For Olympic cheaters, drugs vary by sport

"The organs and body parts one needs to manipulate to become stronger depends upon whether you are a cyclist, weightlifter, or archer, for example," says Nikolai Nordsborg. (Credit: Getty Images)

Olympic athletes who cheat don’t all do it the same way, an expert explains.

Athletes will soon stand poised upon many types of courses and fields at the Tokyo Olympic Games—fully focused, highly trained, and nourished to perfection.

But despite their immense preparation, including years of training, strict diets, and psychological readying, the temptation to cheat and use performance-enhancing drugs to reach the final meter or shatter a world record remains too great for some, unfortunately.

Doping has quite likely been around for as long as major sporting events—dating back to ancient Greece, where folklore recounts the use of herbal extracts, alcohol, and even insect stings as ways to enhance athletic performance. In the 1960s, many athletes used hard drugs like cocaine, amphetamines, and heroin—with occasionally fatal consequences.

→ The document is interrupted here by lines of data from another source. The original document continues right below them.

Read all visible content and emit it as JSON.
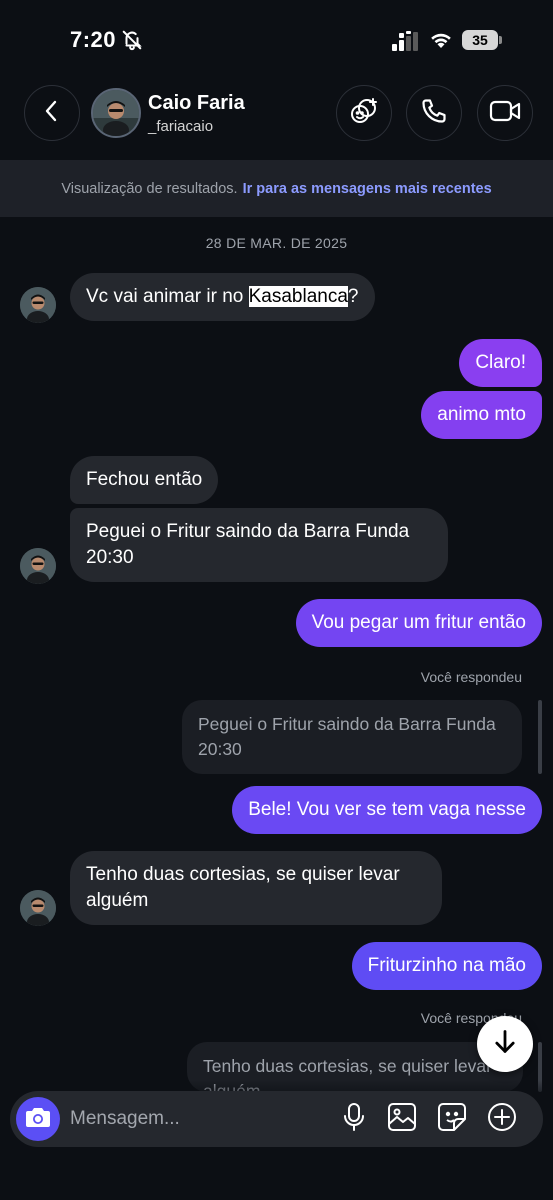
{
  "status": {
    "time": "7:20",
    "battery": "35"
  },
  "header": {
    "name": "Caio Faria",
    "handle": "_fariacaio"
  },
  "banner": {
    "text": "Visualização de resultados.",
    "link": "Ir para as mensagens mais recentes"
  },
  "date_separator": "28 DE MAR. DE 2025",
  "messages": [
    {
      "from": "them",
      "text_before": "Vc vai animar ir no ",
      "highlight": "Kasablanca",
      "text_after": "?"
    },
    {
      "from": "me",
      "text": "Claro!"
    },
    {
      "from": "me",
      "text": "animo mto"
    },
    {
      "from": "them",
      "text": "Fechou então"
    },
    {
      "from": "them",
      "text": "Peguei o Fritur saindo da Barra Funda 20:30"
    },
    {
      "from": "me",
      "text": "Vou pegar um fritur então"
    },
    {
      "from": "me",
      "replied_label": "Você respondeu",
      "quote": "Peguei o Fritur saindo da Barra Funda 20:30",
      "text": "Bele! Vou ver se tem vaga nesse"
    },
    {
      "from": "them",
      "text": "Tenho duas cortesias, se quiser levar alguém"
    },
    {
      "from": "me",
      "text": "Friturzinho na mão"
    },
    {
      "from": "me",
      "replied_label": "Você respondeu",
      "quote": "Tenho duas cortesias, se quiser levar alguém"
    }
  ],
  "composer": {
    "placeholder": "Mensagem..."
  },
  "colors": {
    "background": "#0c0f14",
    "incoming_bubble": "#25282e",
    "outgoing_top": "#8a3ff0",
    "outgoing_bottom": "#5b4ff5",
    "link": "#8c9bff"
  },
  "icons": [
    "bell-off-icon",
    "signal-icon",
    "wifi-icon",
    "battery-icon",
    "back-icon",
    "effects-icon",
    "phone-icon",
    "video-icon",
    "arrow-down-icon",
    "camera-icon",
    "microphone-icon",
    "image-icon",
    "sticker-icon",
    "plus-icon"
  ]
}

Today, some athletes use drugs like EPO, steroids, and beta blockers as quick fixes to reach the podium. There are however, major differences between the types of substances used by cheaters across various disciplines.

“The organs and body parts one needs to manipulate to become stronger depends upon whether you are a cyclist, weightlifter, or archer, for example,” says Nikolai Nordsborg, professor and head of the University of Copenhagen’s nutrition, exercise, and sports department.

Strength and sprints: steroids

Where strength and speed are key, the use of steroids like testosterone is the most common type of doping.

“This applies to weightlifters, shot-putters, boxers, and wrestlers, as well as to track and field sprinters and swimmers. This is due to the fact that testosterone stimulates our muscles to gain mass, which makes an individual stronger and thereby better able to perform,” Nordsborg says.

Testosterone is extraordinarily difficult to detect in drug tests because athletes use it for building muscle mass well ahead of major events. This allows them to realize the effects of the hormone without it being detectable in doping controls after the substance has ceased to be active in the body.

“However, testosterone is by no means benign. It can lead to a range of diseases—including infertility and cardiovascular disease.”

Endurance: EPO

Bulky muscles aren’t required for endurance athletes.

“If we take cyclists, marathon runners, and rowers, what they typically need is optimal oxygen uptake. Here, the amount of blood and blood composition plays a key role. As a result, some of these athletes use erythropoietin, a hormone more commonly known as EPO. Its use became widespread in cycling from the late 1980s onward,” Nordsborg says.

“EPO promotes the formation of red blood cells that carry oxygen around the body, thereby providing a rider or runner with more energy to move and work hard. Several studies also suggest that the use of EPO increases endurance.”

While EPO is produced naturally in our kidneys, it was synthetically manufactured in 1989 and is now used to treat cancer and kidney patients who are unable to create enough of the hormone themselves—as well as being used by blood-dopers. Excessive levels of EPO can thicken blood and lead to blood clots and cardiac arrest.

Concentration and precision: beta blockers

Finally, Nordsborg points to a completely different category of athletes—those who require maximum concentration, precision, and calm. This group includes archers, golfers, and darts players.

“Athletes in these disciplines must remain absolutely calm. For them, the most widely used doping substances are beta blockers, sometimes used for patients with severe exam anxiety. These medications lower the heart rate and blood pressure, which reduces shakiness in one’s hands and may lessen nervousness,” says Nordsborg.

The use of beta blockers has side effects too. These come in the form of muscle fatigue, dizziness, and reduced endurance. In some cases, they can even affect the heart.

Source: University of Copenhagen